_TASK_
Pull out each line of the records holding the string "kemampuan".

--*--

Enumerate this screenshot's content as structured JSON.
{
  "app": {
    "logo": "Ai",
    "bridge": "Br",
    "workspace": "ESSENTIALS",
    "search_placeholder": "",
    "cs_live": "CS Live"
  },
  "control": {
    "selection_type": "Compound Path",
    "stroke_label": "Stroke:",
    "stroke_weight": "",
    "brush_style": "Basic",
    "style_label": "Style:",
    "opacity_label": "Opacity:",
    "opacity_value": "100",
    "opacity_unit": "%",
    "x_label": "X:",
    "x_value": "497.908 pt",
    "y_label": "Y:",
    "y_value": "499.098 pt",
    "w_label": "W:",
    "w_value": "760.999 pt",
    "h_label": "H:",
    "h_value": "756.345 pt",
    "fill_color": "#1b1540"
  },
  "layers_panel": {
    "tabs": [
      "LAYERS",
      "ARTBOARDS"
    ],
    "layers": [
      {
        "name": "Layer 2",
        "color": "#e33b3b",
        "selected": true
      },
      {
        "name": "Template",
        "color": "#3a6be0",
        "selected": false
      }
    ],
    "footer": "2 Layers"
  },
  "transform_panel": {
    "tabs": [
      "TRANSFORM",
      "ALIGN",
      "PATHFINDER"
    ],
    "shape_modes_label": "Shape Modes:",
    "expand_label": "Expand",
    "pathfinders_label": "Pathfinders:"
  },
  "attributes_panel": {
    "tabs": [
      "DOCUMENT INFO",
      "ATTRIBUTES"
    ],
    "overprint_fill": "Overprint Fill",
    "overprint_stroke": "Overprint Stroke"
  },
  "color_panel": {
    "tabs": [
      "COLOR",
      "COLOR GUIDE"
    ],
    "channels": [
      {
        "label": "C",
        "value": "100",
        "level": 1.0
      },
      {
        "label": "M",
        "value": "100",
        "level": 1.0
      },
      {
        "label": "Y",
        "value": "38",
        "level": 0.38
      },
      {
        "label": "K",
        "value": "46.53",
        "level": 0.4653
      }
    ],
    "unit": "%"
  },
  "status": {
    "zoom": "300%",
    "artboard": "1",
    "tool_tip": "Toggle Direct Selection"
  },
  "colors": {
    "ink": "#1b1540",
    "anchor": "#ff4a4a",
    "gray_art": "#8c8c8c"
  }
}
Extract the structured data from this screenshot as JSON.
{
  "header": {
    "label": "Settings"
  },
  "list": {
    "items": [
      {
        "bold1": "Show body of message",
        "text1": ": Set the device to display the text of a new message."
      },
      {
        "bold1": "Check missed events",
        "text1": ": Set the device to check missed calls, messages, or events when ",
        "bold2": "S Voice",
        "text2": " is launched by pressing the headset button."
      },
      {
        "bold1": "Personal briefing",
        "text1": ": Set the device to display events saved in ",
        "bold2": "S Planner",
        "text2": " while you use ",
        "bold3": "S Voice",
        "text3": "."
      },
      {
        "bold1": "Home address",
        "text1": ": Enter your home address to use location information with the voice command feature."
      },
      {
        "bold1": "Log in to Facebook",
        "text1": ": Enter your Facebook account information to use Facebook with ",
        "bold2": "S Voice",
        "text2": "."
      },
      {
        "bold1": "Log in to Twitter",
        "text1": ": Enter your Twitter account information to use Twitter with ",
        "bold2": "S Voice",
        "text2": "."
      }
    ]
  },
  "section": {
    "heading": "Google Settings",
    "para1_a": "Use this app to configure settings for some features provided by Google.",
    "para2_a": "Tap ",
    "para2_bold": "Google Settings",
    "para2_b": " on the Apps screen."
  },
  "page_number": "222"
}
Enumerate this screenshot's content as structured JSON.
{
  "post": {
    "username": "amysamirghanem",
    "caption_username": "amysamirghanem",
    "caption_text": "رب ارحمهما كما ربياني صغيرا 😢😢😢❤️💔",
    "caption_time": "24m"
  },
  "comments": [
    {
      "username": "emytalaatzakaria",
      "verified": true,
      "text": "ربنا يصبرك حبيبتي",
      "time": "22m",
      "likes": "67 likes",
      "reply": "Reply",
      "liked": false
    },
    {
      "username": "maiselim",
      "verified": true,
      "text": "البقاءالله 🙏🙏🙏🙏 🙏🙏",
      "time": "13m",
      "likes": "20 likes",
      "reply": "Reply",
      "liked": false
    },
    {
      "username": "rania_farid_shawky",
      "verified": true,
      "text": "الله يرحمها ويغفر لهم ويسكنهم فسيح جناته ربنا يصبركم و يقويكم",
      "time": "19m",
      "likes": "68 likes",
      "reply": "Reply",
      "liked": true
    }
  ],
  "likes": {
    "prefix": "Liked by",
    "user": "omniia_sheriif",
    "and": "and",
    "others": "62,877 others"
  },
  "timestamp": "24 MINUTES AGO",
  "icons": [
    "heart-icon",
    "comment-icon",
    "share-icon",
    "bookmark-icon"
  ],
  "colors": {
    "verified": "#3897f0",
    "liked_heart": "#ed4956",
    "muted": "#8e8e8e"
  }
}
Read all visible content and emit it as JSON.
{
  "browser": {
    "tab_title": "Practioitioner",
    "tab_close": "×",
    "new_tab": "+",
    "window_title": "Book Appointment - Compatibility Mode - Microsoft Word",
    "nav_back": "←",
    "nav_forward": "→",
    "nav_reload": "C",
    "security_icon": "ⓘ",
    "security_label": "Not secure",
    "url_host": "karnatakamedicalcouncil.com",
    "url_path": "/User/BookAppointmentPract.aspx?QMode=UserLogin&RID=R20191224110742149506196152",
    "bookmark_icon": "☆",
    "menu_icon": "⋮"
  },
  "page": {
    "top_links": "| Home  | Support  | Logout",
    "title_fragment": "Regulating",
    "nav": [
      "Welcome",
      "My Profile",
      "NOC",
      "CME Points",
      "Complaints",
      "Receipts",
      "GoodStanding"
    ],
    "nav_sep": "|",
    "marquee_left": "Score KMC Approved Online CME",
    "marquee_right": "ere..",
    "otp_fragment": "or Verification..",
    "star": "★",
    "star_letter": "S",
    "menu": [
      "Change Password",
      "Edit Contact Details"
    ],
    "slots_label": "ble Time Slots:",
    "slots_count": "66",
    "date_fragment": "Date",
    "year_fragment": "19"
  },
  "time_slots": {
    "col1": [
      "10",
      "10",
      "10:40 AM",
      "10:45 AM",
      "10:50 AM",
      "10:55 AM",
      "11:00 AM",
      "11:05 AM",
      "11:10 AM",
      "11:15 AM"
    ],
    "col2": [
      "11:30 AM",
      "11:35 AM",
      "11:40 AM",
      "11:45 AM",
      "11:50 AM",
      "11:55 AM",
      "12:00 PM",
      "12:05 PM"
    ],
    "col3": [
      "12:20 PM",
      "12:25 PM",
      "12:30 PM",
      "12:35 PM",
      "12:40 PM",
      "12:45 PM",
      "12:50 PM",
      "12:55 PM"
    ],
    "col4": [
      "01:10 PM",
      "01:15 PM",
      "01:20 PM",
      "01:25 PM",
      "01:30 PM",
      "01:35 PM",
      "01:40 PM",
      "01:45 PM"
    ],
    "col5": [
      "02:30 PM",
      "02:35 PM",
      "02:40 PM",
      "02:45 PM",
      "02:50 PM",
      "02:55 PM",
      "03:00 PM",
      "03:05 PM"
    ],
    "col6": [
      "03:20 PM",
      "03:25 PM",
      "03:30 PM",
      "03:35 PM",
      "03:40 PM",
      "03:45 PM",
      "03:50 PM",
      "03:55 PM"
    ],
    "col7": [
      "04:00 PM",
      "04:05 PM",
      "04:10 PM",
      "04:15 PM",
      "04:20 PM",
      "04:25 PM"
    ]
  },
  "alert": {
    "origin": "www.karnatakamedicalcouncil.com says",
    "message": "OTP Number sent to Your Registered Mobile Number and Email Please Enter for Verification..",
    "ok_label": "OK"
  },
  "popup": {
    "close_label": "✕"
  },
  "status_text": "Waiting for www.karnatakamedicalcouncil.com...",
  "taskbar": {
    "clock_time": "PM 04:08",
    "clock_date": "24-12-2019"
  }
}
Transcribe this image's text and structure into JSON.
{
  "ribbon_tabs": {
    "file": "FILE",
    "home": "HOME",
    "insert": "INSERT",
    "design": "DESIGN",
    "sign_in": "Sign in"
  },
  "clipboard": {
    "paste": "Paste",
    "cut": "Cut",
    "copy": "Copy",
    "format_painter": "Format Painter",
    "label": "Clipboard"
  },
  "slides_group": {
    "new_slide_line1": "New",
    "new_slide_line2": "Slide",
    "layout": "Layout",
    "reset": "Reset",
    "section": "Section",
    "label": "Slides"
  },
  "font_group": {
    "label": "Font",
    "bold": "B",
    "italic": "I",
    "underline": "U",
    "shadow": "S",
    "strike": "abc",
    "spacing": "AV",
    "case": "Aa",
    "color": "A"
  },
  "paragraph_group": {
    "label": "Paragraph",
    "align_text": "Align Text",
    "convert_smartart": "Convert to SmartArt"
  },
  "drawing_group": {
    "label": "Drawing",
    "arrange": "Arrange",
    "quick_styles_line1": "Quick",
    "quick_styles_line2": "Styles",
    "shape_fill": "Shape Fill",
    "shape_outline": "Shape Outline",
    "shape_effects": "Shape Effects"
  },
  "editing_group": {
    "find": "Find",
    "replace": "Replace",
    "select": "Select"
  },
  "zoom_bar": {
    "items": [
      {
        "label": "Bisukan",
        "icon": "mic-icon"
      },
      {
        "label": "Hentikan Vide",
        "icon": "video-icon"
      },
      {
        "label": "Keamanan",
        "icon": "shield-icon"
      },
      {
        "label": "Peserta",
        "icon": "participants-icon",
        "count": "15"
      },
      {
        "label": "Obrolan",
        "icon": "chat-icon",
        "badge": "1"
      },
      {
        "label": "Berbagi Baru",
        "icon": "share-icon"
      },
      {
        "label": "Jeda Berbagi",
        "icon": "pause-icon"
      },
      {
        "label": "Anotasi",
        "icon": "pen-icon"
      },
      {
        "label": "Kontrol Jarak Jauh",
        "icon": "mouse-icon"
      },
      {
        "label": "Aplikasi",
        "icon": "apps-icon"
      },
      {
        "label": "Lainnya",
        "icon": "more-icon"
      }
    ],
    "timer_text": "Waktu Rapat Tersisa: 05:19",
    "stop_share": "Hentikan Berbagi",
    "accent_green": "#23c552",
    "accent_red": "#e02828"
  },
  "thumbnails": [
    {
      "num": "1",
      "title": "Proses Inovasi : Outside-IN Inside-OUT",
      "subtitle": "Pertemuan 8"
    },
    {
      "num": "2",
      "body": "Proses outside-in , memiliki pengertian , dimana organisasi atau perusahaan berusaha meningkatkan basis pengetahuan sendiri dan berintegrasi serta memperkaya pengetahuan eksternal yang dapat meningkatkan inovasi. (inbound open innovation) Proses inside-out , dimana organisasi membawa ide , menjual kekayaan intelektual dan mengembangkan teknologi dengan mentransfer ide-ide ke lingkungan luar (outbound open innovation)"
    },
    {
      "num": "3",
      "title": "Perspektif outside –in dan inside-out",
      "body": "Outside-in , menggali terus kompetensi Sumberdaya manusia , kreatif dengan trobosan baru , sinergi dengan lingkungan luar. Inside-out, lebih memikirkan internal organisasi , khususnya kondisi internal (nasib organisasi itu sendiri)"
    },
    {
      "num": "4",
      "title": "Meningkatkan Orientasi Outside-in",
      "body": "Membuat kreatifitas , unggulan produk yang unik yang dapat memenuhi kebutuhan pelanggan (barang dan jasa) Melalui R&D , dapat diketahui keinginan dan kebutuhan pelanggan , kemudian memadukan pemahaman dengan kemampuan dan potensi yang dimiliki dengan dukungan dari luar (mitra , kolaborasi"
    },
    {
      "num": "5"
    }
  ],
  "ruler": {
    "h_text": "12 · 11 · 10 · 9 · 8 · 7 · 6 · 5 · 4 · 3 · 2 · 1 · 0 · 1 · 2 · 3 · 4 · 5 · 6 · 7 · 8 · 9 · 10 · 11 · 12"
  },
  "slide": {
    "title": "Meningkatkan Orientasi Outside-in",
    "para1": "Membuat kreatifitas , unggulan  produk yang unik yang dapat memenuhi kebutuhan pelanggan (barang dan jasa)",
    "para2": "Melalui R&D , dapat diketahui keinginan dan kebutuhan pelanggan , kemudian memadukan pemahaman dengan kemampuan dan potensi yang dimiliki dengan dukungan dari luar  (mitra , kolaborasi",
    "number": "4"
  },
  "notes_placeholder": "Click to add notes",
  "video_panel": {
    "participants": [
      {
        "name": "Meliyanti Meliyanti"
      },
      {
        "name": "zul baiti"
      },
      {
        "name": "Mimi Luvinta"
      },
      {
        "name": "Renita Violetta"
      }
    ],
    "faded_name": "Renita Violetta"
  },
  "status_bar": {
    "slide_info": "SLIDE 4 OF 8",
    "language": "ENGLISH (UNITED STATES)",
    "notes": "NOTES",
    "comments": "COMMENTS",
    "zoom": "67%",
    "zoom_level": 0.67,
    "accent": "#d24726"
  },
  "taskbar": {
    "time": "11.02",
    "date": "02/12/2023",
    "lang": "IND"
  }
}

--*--

_YOUR SOLUTION_
      "body": "Membuat kreatifitas , unggulan produk yang unik yang dapat memenuhi kebutuhan pelanggan (barang dan jasa) Melalui R&D , dapat diketahui keinginan dan kebutuhan pelanggan , kemudian memadukan pemahaman dengan kemampuan dan potensi yang dimiliki dengan dukungan dari luar (mitra , kolaborasi"
    "para2": "Melalui R&D , dapat diketahui keinginan dan kebutuhan pelanggan , kemudian memadukan pemahaman dengan kemampuan dan potensi yang dimiliki dengan dukungan dari luar  (mitra , kolaborasi",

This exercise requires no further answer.